Last weekend I purchased a much needed bike computer. As a first time casual rider, I wanted to keep track of the time spent, mph and most importantly, total number of miles traveled. After looking online for a suitable computer, I finally opted to go with my bike shop’s suggestion.
First and foremost, two things I must cover before going into details on the bike computer. If you want to purchase this item or any other similar item, I suggest you purchase it online! Last Saturday I asked the very helpful and friendly sales clerk at County Cycle Club to suggest a bike computer for me. He immediately suggested that I go with the “cheaper” model as the other models had stuff that most people don’t even need or bother to use (e.g. cadence meter). In that regard, he was 100% correct. I wanted basic and no frills. He suggested the Sigma BC 506. Here’s the whopper: I asked him how much and he said it was $34.99. Ok, a little steep but I figured it wasn’t that bad. I later found out otherwise. When I got home, I checked Amazon.com (why oh why did I do that?) and found the same model for
$15.66! I was so pissed off! Yeah, it was my fault for giving in to impulse buying but I never thought that I would find it for that cheap. Lesson learned: always compare prices and buy online (my wife could’ve told me that). Us men never learn…
The second thing I want to cover is installation. I read online that people have spent close to two hours installing this model or other similar products. I will tell you right off the bat: have a qualified bike shop install it for you! The main advantage of purchasing the BC 506 at my bike shop was that they install everything on my bike for the life of the bike. Period. I am willing to test, however, if I purchase a product outside their shop if they are willing to be equally kind to install it for me.
The sales clerk mounted my bike on his special maintenance rack and within 15 minutes, had the unit installed, wires wrapped around cables, magnets affixed and wheel calibrations set. He said that they have a special computer or gadget that does the calibrations for my specific wheel size which is paramount to the unit working perfectly. Any mistakes and I will get erroneous readings on the computer. I consider myself a pretty smart guy, I can read and most definitely know how to follow directions. But the tiny manual has several pages dedicated to wheel size and wheel size charts and how to input them into the computer. I am SO glad I was spared all of that.

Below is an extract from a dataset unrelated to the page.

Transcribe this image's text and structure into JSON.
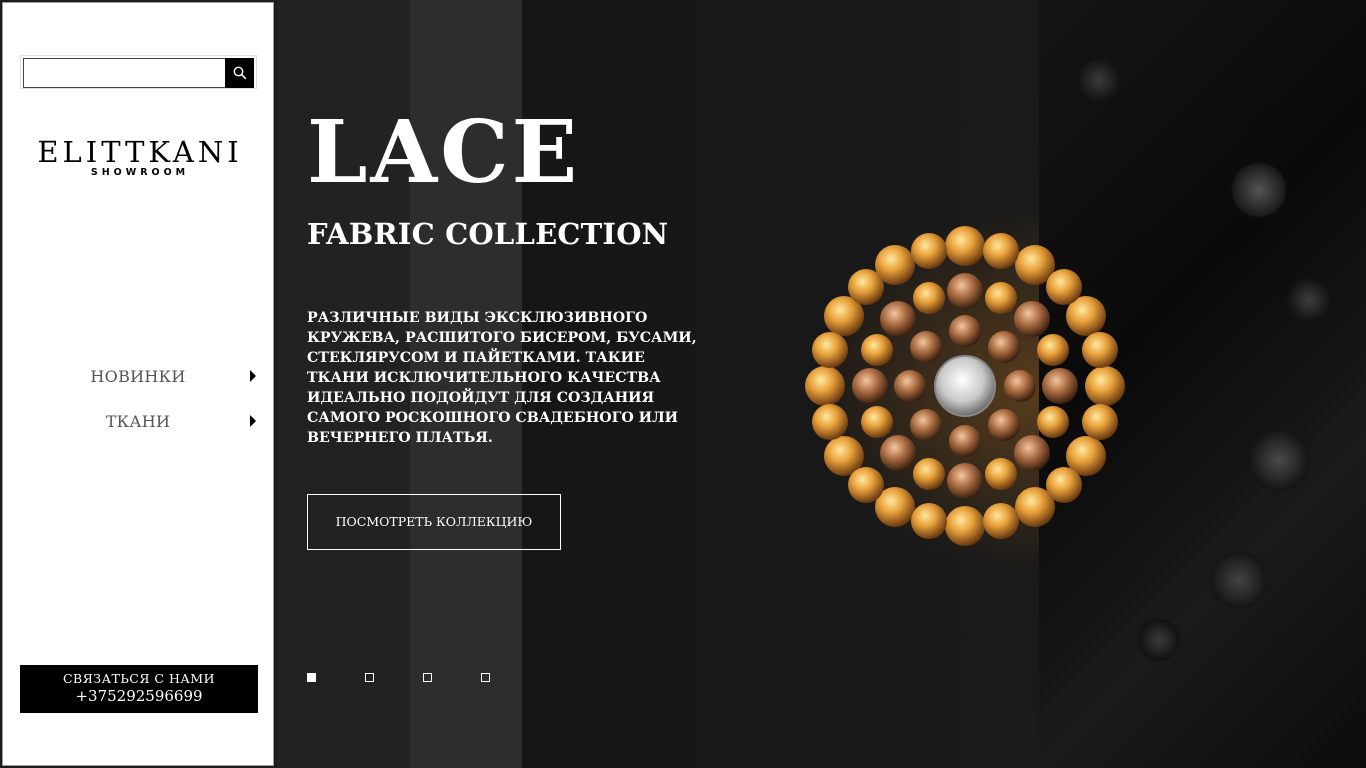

It was time to put this baby to the test on the rode. Today I rode up and down Westchester County’s South County Trail near route 9A and the Saw Mill in NY and took the computer with me. I instantly liked that it has a twist lock system which enables me to simply twist the unit off the bike with a click and put it in my pocket, thus preventing theft (useless to the thief without the other components though). This was a neat feature I didn’t know about.
The BC 506 basically has five functions: speed, distance, total distance, clock, and ride time. Perfect; nothing more and definitely nothing less. It has a clear, crystal display with digits very easy to read. Dominating space on the display is the speed. I averaged 12 mph (can be calibrated for Kph). Second is the clock function which is great because it means I no longer need to wear a watch (my wrists tend to get sweaty) during my rides. You can set the unit to auto scroll so that it cycles between all the various funtions at 2 second intervals by pressing the single rubber button at the bottom of unit. The speed readout always remains at the top right of the screen.
The only other thing worthwhile mentioning is the magnet attached to the wheel spoke. I was advised to keep an eye on it from time to time and to make sure that it is almost touching the sensor but not quite or else I’ll get the wrong readings on the device. I asked him if it will slide down as time passes and he assured me that it won’t. If that were to ever happen or if I should have any issue with it, they will wholeheartedly will take a look at it and make sure everything’s okay.
When I stop the bike to drink some water or to take a break, the computer stops and keeps in memory all the information. It only records when I’m riding. Sounds like a no-brainer but it wasn’t that obvious to me at the time. Even after I detached the unit and took it home, all the information was still there. Simply holding down the button for 2.5 seconds resets the whole unit, ready for the next ride. When not in use, the defaults to displaying only the time. It runs on a 3-volt CR2032 lithium battery (included) which lasts for about 2 years. One word of caution however as stated in the manual: record the wheel size and total distance before changing battery. You will lose this information and you’ll have to re-enter it! Also, the time must be re-entered as well.
There isn’t much more that I can say about this bike computer. If you need to buy one, this is the one to go especially if the price remains low as posted on Amazon. If you want to install it on your own, give it a try. Physically, it isn’t that hard at all. It’s figuring out how to input the right information for your specific wheel size that will prove to be challenging. Don’t bother to get any other bike computer that offers more than the five functions mentioned if you’re an average, casual rider. I hope this review proved to be helpful to you.